- WHAT YOU ARE ASKED TO DO:
Scan the entries below for the word "Nature". Copy each line that has it.

==== INPUT FOR THIS TASK

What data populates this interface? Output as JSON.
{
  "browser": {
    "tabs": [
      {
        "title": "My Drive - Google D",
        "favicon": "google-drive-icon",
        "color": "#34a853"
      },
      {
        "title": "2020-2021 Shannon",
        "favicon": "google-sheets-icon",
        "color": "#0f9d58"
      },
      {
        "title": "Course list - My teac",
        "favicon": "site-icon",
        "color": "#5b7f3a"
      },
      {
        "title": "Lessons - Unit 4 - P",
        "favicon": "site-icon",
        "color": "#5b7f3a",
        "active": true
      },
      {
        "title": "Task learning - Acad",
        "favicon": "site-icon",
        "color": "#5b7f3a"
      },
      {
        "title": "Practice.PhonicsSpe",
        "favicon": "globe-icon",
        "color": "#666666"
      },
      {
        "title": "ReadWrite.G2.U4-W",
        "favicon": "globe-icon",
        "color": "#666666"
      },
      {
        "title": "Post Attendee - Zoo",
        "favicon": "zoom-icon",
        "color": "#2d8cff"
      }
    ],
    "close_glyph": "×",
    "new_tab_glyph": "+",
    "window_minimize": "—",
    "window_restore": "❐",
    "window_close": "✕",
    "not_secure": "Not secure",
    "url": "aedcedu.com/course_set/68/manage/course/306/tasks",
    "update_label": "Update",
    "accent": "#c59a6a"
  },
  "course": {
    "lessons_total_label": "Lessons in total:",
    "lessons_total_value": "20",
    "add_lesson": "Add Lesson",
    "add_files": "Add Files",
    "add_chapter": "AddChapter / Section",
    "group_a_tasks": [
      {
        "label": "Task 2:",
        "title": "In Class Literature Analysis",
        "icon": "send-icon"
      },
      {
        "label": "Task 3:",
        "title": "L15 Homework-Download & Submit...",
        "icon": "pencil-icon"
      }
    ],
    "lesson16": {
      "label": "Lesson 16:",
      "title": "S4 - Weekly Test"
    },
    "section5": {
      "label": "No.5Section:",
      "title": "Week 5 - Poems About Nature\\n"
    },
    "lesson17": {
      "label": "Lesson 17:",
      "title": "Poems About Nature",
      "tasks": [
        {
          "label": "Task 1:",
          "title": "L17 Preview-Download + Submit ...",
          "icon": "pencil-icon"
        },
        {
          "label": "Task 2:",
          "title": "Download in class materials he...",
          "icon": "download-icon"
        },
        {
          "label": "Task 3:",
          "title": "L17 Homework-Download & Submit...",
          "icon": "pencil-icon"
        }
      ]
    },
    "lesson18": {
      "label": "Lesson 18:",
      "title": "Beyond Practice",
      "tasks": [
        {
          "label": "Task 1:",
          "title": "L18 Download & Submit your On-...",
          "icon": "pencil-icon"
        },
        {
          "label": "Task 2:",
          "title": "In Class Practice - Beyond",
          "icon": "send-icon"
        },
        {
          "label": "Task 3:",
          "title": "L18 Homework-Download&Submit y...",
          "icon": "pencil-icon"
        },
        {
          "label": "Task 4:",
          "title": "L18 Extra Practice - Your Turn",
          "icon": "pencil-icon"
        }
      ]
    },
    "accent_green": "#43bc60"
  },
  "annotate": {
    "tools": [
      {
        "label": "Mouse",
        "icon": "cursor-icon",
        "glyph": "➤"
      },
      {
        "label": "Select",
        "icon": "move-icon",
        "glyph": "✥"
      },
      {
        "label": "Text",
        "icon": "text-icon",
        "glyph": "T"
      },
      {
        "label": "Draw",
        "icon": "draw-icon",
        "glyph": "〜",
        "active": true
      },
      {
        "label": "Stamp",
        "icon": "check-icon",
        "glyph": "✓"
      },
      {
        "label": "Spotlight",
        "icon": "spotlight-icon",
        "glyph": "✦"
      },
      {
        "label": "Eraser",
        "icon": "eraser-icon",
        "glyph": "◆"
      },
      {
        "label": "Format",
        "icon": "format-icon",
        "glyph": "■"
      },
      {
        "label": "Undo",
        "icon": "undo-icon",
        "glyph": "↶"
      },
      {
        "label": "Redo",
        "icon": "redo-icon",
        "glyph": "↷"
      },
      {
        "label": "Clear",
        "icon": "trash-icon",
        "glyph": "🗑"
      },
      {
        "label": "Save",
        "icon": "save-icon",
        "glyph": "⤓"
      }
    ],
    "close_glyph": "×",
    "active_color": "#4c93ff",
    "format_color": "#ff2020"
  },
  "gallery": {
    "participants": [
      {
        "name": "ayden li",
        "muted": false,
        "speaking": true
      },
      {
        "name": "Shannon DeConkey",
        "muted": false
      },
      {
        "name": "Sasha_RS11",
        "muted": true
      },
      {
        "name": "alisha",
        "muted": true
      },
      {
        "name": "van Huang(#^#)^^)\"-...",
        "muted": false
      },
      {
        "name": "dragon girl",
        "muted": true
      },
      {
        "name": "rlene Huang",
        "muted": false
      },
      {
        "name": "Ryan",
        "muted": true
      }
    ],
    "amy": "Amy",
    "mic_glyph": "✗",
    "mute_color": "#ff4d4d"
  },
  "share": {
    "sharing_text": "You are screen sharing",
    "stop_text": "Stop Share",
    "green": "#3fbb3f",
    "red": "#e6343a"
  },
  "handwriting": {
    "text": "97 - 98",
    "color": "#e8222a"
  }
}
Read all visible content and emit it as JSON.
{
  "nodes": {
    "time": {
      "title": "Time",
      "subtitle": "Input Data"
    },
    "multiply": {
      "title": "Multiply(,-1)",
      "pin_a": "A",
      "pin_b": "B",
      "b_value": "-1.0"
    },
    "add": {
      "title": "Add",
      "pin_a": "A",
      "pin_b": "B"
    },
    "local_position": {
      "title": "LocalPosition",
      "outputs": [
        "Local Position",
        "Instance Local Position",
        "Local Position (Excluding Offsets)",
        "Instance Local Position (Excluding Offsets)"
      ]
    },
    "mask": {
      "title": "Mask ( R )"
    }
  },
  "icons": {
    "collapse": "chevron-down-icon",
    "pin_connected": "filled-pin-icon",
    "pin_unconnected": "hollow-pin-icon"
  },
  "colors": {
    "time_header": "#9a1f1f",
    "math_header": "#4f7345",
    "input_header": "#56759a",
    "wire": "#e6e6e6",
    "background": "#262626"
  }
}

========

- RESULT:
      "title": "Week 5 - Poems About Nature\\n"
      "title": "Poems About Nature",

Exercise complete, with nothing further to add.